ACMI curator Ulanda Blair reveals ten surprising behind-the-scenes stories from Hollywood Costume – the unexpected sources of inspiration, the on-set challenges and the shortcuts undertaken by costume designers:
1. For Gone with the Wind (1939), costume designer Walter Plunket closely followed Margaret Mitchell’s bestselling novel by dressing actress Vivien Leigh almost entirely in green. Plunket’s famous emerald ball gown had to look glamorous but also as though it was made from old curtains. Plunket hung the fabric in sunlit windows to deliberately fade the material.
2. For The Last Emperor (1987), costume designer James Acheson carefully studied Ch’ing Dynasty costumes and artefacts at the Victoria & Albert Museum in London. Motifs of swirling dragons were sculpted and then cast in a flexible glue, gold-plated and adhered to rayon fabrics. Gold ‘puffer paint’, popular in the 1980s to give motifs on t-shirts a textured look, convincingly passed as silk embroidery.
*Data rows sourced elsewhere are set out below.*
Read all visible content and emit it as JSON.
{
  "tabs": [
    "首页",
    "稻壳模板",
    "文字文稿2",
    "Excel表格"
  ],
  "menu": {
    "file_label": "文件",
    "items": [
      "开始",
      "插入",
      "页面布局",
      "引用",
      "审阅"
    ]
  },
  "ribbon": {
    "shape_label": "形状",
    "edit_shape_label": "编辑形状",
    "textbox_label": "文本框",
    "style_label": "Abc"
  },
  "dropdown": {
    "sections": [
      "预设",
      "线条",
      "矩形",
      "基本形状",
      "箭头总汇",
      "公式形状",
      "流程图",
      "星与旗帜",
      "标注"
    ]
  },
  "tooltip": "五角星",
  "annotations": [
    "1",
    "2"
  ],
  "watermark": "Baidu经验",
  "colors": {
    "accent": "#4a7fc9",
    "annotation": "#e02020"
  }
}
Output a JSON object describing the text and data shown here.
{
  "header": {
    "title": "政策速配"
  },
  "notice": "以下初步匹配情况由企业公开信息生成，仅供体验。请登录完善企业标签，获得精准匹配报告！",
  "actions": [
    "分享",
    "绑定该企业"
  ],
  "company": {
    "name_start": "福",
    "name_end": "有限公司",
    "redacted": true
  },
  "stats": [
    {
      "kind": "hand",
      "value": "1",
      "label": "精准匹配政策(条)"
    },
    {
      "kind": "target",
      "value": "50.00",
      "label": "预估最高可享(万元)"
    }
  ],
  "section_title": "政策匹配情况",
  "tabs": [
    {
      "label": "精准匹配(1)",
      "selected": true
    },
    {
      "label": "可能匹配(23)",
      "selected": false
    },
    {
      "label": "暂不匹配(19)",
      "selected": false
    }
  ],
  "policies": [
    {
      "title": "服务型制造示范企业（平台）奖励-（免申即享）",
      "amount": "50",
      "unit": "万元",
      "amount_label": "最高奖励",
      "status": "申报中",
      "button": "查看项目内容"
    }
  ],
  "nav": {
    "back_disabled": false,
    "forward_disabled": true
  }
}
3. The rhinestone-encrusted gown designed by Travis Banton for Marlene Dietrich in Angel (1937) was the most expensive costume that the Paramount Studios chief costume designer ever created. It is not known exactly how many times the Dietrich gown was remodeled and reused, but it appeared in a number of successive films, undergoing numerous alterations in the process.
4. Director Sofia Coppola wanted Marie Antoinette (2006) to appeal specifically to teenagers and twenty-something women. To appease the taste of modern audiences, costume designer Milena Canonero restricted her colour palette to the pastel shades of macarons. This, combined with dresses made from feather-light silk tissue taffeta, successfully established an aura of youthful frivolity.
5. Alfred Hitchcock worked with celebrated costume designer Edith Head on eleven films between 1946 and 1976. Hitchcock had an aversion to what he called ‘eye-catchers’ – costumes which distract the eye and detract from the film’s action and dialogue. For this reason Head often dressed Hitchcock’s leading ladies in muted block colours, such as the pale green suit worn by Tippi Hedren in The Birds (1963).
6. When undertaking research for Gladiator (2000), costume designer Janty Yates travelled to Rome to study the triumphal architectural monument Trajan’s Column. Russell Crowe wore ten different sets of armour in the film to represent the passage of time – Maximus’ armour became more and more embellished with medallions as he won successive battles.
7. Yvonne Blake designed the costumes for the original Superman (1978) movie. Twenty capes were made of different fabrics and weights. A mechanised cape with a motor underneath was used when Superman was flying in front of a green-screen. Slits in the sides of the cape made room for cables to be woven through to his flying harness, while weights were added to the hem to give the appearance of gravity pulling down as he flew in the breeze.
8. In L. Frank Baum’s book The Wonderful Wizard of Oz, Dorothy’s magic shoes were silver. They were changed to ruby slippers for The Wizard of Oz (1939), as red contrasted nicely with the Yellow Brick Road. There are four pairs of ruby red slippers in circulation. The Smithsonian in Washington has one pair, as does the Los Angeles County Museum of Art. Another pair is privately owned and the fourth pair were stolen from the Judy Garland Museum in Minnesota in 2005.
9. In Some Like It Hot (1959) Marilyn Monroe wears a series of sheer and sexy cocktail dresses designed by three-time Oscar winner Orry-Kelly. These dresses were designed to circumvent the strict censorship laws of the day – so long as there was a covering, however thin, the studio could claim that the actress was fully clothed.
10. Ray-ban had stopped manufacturing Wayfarer sunglasses at the time of The Blues Brothers (1980) filming, however they were popular in the African American community in New York City. Designer Deborah Nadoolman combed the pharmacies of Harlem to find as many remaining pairs as she could. After the film wrapped the sunglasses were gifted to the Risky Business (1983) film production, which spurred Ray-ban to start manufacturing them again.
-Ulanda Blair, Assistant Curator, ACMI
Hollywood Costume is open daily until August 18 2013.